The Central Asian Holocaust of the First World War, when Tsarist imperialism massacred at least 500,000 Khirgiz Tartars in 1916 is little known today but forms part of the twentieth century Koroglu of the Turkic Peoples. It took place in the midst of the First Imperialist War of 1914-18 when Russian imperialism was facing a major crisis in its war against German imperialism.

The massacre was mentioned in the Manchester Guardian of 28 November 1917:  'While Western Europe has heard about Armenian massacres, the massacre of the Central Asian Moslems by the Tsar’s agents has been studiously hidden.'

Under Tsarist Imperial rule, Turkestan was converted to a major cotton-growing region to compensate for the loss of the US cotton supply in the 1860s due to the American Civil War. The resulting economic development brought some small-scale industry to the region, but the Turkic peoples were worse off than their Russian counterparts, and many farmers became indebted.

Cotton price fixing after the start of the Imperialist War in 1914 made matters worse, a large, landless rural proletariat soon developed, gambling and alcoholism became commonplace, and the crime rate rose. Historian Togan wrote 'after the proliferation of cotton planting in Ferghana (imposed by the Tsarist Imperial state at the expense of cereal cultivation) the economic conditions deteriorated'.

On 25 June 1916, a Tsarist Imperial Decree ordered the compulsory conscription to military service of Muslims in Central Asia. This signalled the beginning of the national liberation movement which was documented by historian and participant Zeki Velidi Togan.

Imperialism means as communists we support the right of self-determination of nations. The Turkic peoples were an oppressed nation fighting an oppressor state in Imperial Russia. Self-determination is an essential element in the solution of the national question. The Russian imperialist state comprised nationalities such as the Turkic peoples deprived of rights, and suffering acute deprivations. Lenin identified 'the intensification of national oppression under imperialism.'

In July 1916, the first mass protest meeting took place in Tashkent and Tsarist Imperial police fired into the crowd. Arrests and summary executions followed.
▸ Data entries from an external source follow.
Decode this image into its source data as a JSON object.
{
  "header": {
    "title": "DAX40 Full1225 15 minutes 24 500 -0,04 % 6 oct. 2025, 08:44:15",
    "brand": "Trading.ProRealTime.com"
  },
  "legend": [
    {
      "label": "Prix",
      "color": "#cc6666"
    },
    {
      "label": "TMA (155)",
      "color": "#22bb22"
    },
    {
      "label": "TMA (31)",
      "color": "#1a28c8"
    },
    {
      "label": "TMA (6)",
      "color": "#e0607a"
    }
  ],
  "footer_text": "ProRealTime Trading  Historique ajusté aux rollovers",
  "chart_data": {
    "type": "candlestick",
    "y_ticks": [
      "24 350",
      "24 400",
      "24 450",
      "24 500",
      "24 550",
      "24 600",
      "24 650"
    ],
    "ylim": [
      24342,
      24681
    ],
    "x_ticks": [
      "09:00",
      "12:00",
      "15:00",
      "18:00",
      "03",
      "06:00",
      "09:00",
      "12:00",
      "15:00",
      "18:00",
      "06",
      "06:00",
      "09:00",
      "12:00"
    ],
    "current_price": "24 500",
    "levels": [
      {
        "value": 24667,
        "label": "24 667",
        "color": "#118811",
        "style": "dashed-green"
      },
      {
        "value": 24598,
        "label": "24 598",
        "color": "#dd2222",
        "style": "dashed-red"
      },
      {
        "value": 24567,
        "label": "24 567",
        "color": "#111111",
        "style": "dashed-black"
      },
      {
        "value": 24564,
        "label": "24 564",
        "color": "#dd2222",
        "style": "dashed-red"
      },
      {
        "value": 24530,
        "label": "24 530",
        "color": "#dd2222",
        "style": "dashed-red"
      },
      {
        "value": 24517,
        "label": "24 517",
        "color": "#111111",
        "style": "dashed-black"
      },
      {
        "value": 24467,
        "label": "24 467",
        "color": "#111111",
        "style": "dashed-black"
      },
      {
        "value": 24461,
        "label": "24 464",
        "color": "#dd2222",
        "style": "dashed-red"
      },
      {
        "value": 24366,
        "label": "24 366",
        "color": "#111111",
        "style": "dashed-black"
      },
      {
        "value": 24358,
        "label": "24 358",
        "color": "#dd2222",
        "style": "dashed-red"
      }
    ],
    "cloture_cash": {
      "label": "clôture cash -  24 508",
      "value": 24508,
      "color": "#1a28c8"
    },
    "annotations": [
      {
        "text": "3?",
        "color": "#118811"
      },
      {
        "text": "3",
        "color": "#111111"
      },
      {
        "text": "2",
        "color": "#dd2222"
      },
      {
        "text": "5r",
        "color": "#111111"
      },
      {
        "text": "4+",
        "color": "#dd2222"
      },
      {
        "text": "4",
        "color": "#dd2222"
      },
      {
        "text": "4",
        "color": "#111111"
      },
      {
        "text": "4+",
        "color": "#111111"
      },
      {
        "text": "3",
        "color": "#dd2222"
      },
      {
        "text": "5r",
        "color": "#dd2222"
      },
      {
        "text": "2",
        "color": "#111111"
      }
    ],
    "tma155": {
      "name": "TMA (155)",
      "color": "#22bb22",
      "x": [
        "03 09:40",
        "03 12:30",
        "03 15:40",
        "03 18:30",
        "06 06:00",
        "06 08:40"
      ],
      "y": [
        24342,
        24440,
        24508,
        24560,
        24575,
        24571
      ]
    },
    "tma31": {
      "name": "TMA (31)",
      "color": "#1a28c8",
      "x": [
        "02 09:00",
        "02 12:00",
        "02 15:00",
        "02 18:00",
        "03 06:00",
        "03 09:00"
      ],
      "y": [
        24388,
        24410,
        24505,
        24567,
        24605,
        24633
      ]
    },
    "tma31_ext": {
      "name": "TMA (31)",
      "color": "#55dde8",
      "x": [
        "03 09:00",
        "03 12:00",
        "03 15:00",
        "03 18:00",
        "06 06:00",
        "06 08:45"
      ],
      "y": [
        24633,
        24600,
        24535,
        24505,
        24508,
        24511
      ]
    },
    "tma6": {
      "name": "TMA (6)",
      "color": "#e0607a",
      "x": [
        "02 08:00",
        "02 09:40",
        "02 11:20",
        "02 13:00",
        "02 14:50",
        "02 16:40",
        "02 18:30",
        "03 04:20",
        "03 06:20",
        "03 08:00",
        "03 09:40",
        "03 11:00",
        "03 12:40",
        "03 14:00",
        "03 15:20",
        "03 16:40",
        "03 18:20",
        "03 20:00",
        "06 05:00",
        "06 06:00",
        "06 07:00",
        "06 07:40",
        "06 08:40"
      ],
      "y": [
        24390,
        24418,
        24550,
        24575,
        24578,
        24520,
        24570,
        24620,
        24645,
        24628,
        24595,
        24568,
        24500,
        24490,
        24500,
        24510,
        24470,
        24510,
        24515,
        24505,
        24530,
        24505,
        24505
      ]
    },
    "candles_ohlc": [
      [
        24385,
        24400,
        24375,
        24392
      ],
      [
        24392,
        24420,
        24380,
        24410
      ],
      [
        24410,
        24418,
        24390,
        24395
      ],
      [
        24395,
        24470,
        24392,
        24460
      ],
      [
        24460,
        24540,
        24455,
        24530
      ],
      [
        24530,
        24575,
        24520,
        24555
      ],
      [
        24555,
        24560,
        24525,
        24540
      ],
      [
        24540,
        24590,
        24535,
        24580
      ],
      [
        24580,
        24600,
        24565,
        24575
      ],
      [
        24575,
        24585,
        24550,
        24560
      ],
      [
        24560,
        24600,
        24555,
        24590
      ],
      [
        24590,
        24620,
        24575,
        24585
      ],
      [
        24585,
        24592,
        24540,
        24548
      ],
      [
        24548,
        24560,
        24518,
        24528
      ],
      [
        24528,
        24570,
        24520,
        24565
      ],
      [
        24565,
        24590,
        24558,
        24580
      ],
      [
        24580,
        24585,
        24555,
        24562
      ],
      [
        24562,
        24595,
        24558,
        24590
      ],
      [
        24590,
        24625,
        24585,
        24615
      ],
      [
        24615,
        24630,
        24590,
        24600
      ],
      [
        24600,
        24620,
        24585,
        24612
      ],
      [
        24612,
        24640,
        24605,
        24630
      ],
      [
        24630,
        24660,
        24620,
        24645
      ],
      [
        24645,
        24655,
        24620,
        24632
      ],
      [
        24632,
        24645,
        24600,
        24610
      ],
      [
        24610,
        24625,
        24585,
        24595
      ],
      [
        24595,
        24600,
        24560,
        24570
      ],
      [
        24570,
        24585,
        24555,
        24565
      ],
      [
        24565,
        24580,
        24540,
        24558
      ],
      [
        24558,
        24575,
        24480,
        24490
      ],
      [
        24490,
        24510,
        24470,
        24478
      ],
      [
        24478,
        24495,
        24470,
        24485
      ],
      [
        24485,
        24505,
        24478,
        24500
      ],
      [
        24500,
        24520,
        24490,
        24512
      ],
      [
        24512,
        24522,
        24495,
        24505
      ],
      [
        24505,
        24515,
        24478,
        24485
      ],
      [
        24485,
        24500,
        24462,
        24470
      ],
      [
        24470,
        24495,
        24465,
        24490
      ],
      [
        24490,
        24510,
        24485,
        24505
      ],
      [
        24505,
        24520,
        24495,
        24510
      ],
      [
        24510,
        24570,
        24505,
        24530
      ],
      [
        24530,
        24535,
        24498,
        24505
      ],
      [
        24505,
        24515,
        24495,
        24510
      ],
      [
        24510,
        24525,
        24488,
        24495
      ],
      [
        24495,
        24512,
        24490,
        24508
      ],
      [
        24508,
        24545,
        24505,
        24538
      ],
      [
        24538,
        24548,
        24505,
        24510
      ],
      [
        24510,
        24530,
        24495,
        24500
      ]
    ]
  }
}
The Russian settlers, who had been brought into Tashkent some thirty to forty years earlier, began looting at the instigation of the Imperial police. Protest meetings spread all over Central Asia, and railroads were destroyed. 

The Imperial Russian state declared martial law, and  armed the Russian settlers in Central Asia to act as imperialist death squads to reinforce the Imperial army. Imperial generals moved all their forces against Jizzakh. Imperial regiments attacked the people of Khiva region, and according to eyewitnesses, massacred babies in the cradle. Those who were not killed were stripped of their all possessions. Contemporary reports estimated that between 25 June 1916 and October 1917, some 1.5 million Turkic peoples were killed by the Tsarist Imperial forces. At least half of the Central Asian livestock was destroyed, and personal property was looted by the Imperial military forces. In the midst of imperialist wars, the extermination of peoples occurs.

Following the Bolshevik revolution in Russia in October 1917, a Congress of the Peoples of the East was held by the Communist International in Baku in September 1920. 2,000 delegates attended including anti-imperialist and Bolshevik fighters from the Tajik, Kirghizes, Uzbek and Turkmen peoples. The Baku Congress committed to a struggle of oppressed peoples against the imperialist oppressors.

Regional autonomy is an essential element in the solution of the national question. Turkic peoples joined the Communist Party of the Soviet Union under Lenin and Stalin's indigenisation policy and established the Uzbek, Tajik, Krgyz and Turkmen Soviet Socialist Republics.